Can anyone assist in calculation of PnL attribution (valuation method) using Bloomberg SWPM for options?
By replacing fundamental factors (curve, settlement, IV) unexplained is enormous. I suppose that it could arise from IV interrelation with other risk factors, but unfortunately no clues how to solve it. Any suggestions?!
Thanks in advance!
Sounds like a better question for Wilmott Forums than here, though there are a few option-types here on AF that might be able to help.
Did you try Bloomberg help? They may take a while to respond, but they usually get there.
Do you have a specific numerical example? Otherwise, no one knows what you are talking about. If you bump vol by 1% and the expected vega PnL is not the same as the actual PnL, then maybe the attribution is based on a derivative method, not actual bumping of the parameters. If the problem arises as a result of bumping multiple parameters, then it’s more complex and depends on how Bloomberg handles multiple parameter changes in PnL attribution.
I agree that you should start with BB Help, as they probably have the calculation methods documented.
Thx for advise - I’m still waiting for Willmot login approval - so I’m seeking for advice in AF
About BB help - they more help on technical issues.
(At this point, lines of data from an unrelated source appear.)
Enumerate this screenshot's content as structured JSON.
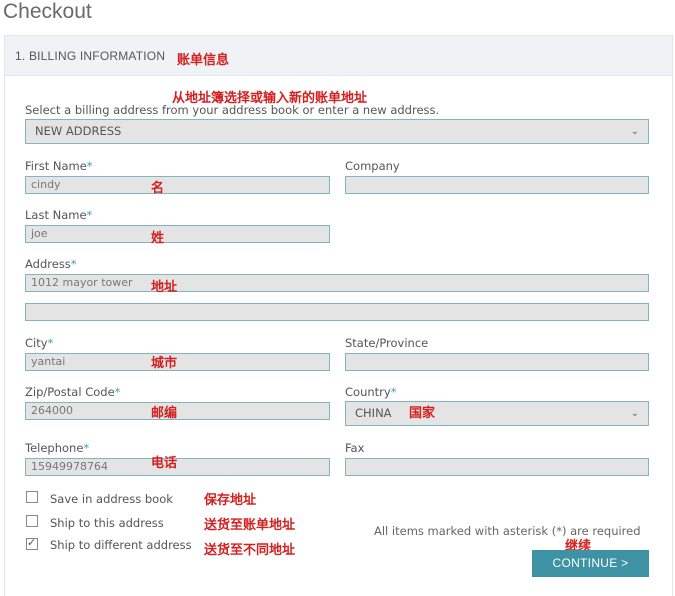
{
  "page": {
    "title": "Checkout"
  },
  "section": {
    "title": "1. BILLING INFORMATION",
    "annotation": "账单信息"
  },
  "address_select": {
    "prompt": "Select a billing address from your address book or enter a new address.",
    "prompt_annotation": "从地址簿选择或输入新的账单地址",
    "value": "NEW ADDRESS"
  },
  "fields": {
    "first_name": {
      "label": "First Name",
      "value": "cindy",
      "annotation": "名"
    },
    "company": {
      "label": "Company",
      "value": ""
    },
    "last_name": {
      "label": "Last Name",
      "value": "joe",
      "annotation": "姓"
    },
    "address": {
      "label": "Address",
      "value": "1012 mayor tower",
      "line2": "",
      "annotation": "地址"
    },
    "city": {
      "label": "City",
      "value": "yantai",
      "annotation": "城市"
    },
    "state": {
      "label": "State/Province",
      "value": ""
    },
    "zip": {
      "label": "Zip/Postal Code",
      "value": "264000",
      "annotation": "邮编"
    },
    "country": {
      "label": "Country",
      "value": "CHINA",
      "annotation": "国家"
    },
    "telephone": {
      "label": "Telephone",
      "value": "15949978764",
      "annotation": "电话"
    },
    "fax": {
      "label": "Fax",
      "value": ""
    }
  },
  "required_mark": "*",
  "options": [
    {
      "label": "Save in address book",
      "checked": false,
      "annotation": "保存地址"
    },
    {
      "label": "Ship to this address",
      "checked": false,
      "annotation": "送货至账单地址"
    },
    {
      "label": "Ship to different address",
      "checked": true,
      "annotation": "送货至不同地址"
    }
  ],
  "required_note": "All items marked with asterisk (*) are required",
  "continue": {
    "label": "CONTINUE >",
    "annotation": "继续"
  },
  "colors": {
    "accent": "#3d92a3",
    "annotation": "#d32020",
    "field_bg": "#e4e4e4",
    "field_border": "#7fb6c2"
  }
}
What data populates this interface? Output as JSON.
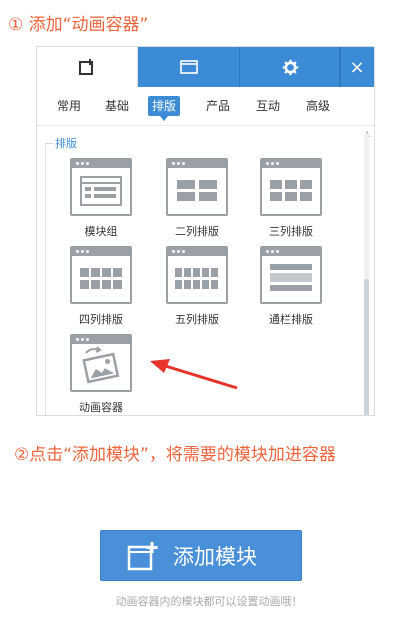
{
  "step1": "① 添加“动画容器”",
  "top_tabs": {
    "close_label": "×"
  },
  "sub_tabs": [
    "常用",
    "基础",
    "排版",
    "产品",
    "互动",
    "高级"
  ],
  "section_title": "排版",
  "tiles": [
    {
      "label": "模块组",
      "icon": "module-group-icon"
    },
    {
      "label": "二列排版",
      "icon": "two-column-icon"
    },
    {
      "label": "三列排版",
      "icon": "three-column-icon"
    },
    {
      "label": "四列排版",
      "icon": "four-column-icon"
    },
    {
      "label": "五列排版",
      "icon": "five-column-icon"
    },
    {
      "label": "通栏排版",
      "icon": "banner-layout-icon"
    },
    {
      "label": "动画容器",
      "icon": "animation-container-icon"
    }
  ],
  "step2": "②点击“添加模块”，将需要的模块加进容器",
  "add_button_label": "添加模块",
  "hint": "动画容器内的模块都可以设置动画哦！",
  "colors": {
    "accent": "#3c8bd6",
    "annotation": "#f0643c",
    "arrow": "#e8322a"
  }
}
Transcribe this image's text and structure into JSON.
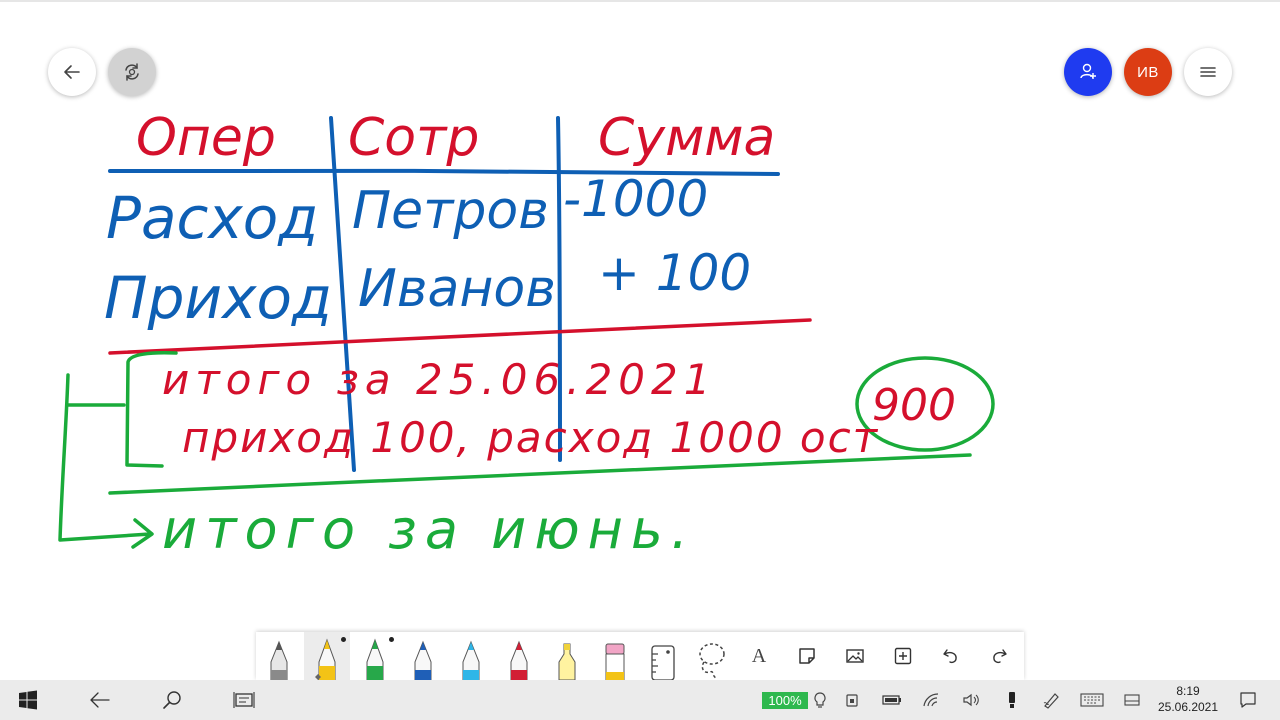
{
  "header": {
    "back_icon": "arrow-left-icon",
    "sync_icon": "sync-icon",
    "share_icon": "add-person-icon",
    "avatar_initials": "ИВ",
    "menu_icon": "hamburger-icon"
  },
  "whiteboard": {
    "colors": {
      "red": "#d4102c",
      "blue": "#0e5fb4",
      "green": "#1aab3a"
    },
    "headers": [
      "Опер",
      "Сотр",
      "Сумма"
    ],
    "rows": [
      [
        "Расход",
        "Петров",
        "-1000"
      ],
      [
        "Приход",
        "Иванов",
        "+ 100"
      ]
    ],
    "summary_line1": "итого за 25.06.2021",
    "summary_line2_text": "приход 100, расход 1000 ост",
    "summary_line2_circled": "900",
    "month_total": "итого за июнь."
  },
  "toolbar": {
    "tools": [
      {
        "name": "pencil-gray",
        "icon": "pencil-icon",
        "color": "#8a8a8a"
      },
      {
        "name": "pen-yellow",
        "icon": "pen-icon",
        "color": "#f3c316",
        "selected": true
      },
      {
        "name": "pen-green",
        "icon": "pen-icon",
        "color": "#27a84a"
      },
      {
        "name": "pen-blue",
        "icon": "pen-icon",
        "color": "#1f5fb7"
      },
      {
        "name": "pen-lightblue",
        "icon": "pen-icon",
        "color": "#2fb6e8"
      },
      {
        "name": "pen-red",
        "icon": "pen-icon",
        "color": "#d21f35"
      },
      {
        "name": "highlighter",
        "icon": "highlighter-icon",
        "color": "#fff3a0"
      },
      {
        "name": "eraser",
        "icon": "eraser-icon",
        "color": "#f2a5c6"
      },
      {
        "name": "ruler",
        "icon": "ruler-icon"
      },
      {
        "name": "lasso",
        "icon": "lasso-icon"
      },
      {
        "name": "text",
        "icon": "text-icon",
        "label": "A"
      },
      {
        "name": "sticky-note",
        "icon": "sticky-note-icon"
      },
      {
        "name": "image",
        "icon": "image-icon"
      },
      {
        "name": "add",
        "icon": "plus-box-icon"
      },
      {
        "name": "undo",
        "icon": "undo-icon"
      },
      {
        "name": "redo",
        "icon": "redo-icon"
      }
    ]
  },
  "taskbar": {
    "battery_percent": "100%",
    "time": "8:19",
    "date": "25.06.2021"
  }
}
I’m looking for more professional advice. For calculations I’m using valuation method, not Greeks therefore vega approach doesn’t help - I’m just replacing parameters used in valuation. Even without direct linkage with Bloomberg, it would be nice to hear some professional thoughts on how IV interrelation with other parameters could be solved… Theory is quite clear, however practical side is quite foggy…
How about your BB consultant? They should at least be able to direct you to any documentation on it. There are smart people at BB who can help you, you just have to find the right ones.
quant.stackexchange.com would probably be better for this type of question than AF, but they might tell you the same things we’re telling you (to get bb to explain it). At a minimum you would have to follow ohai’s advice and post sufficient details of what you’re doing.
Well, Ance, I can comment on what I know about PnL attribution, and this might or might not be helpful to your situation. Bloomberg most likely uses a sensitivities-based attribution. So, let’s say you are modeling a vanilla European option. You can easily get greeks for delta, gamma, vega, etc. - either analytically or through reval method. The naive greeks based PnL attribution is just to take these sensitivities, multiply them by the market data change (example: 1% of spot), and say that is the attribution. Unfortunately, this method does not take into account cross greeks sensitivity and thus, you will end up with big unexplained PnL. It might also fail to take into account non-linear sensitivities. For instance, does a 2% vol bump produce 2x the vega PnL as a 1% vol bump? Probably not.
A good PnL attribution has small or zero unexplained attribution. One way to reduce unexplained PnL is to calculate the Nth order cross sensitivities between all the greeks and incorporate that into the PnL explain. However, this is resource intensive and not many people want to deal with it.
Another method to reduce unexplained PnL is a step by step calculation. For instance, first you bump spot and get your delta/gamma PnL. Then, with this new spot, bump interest rates for the rho attribution. Then, with the new spot and the new rates, bump vol for vega PnL. Repeat this process until all explanatory factors are accounted for. This method produces low unexplained PnL, but the order of parameters does affect the actual attribution results. For small bumps, the noise will be small though.
Hopefully, some of this helps.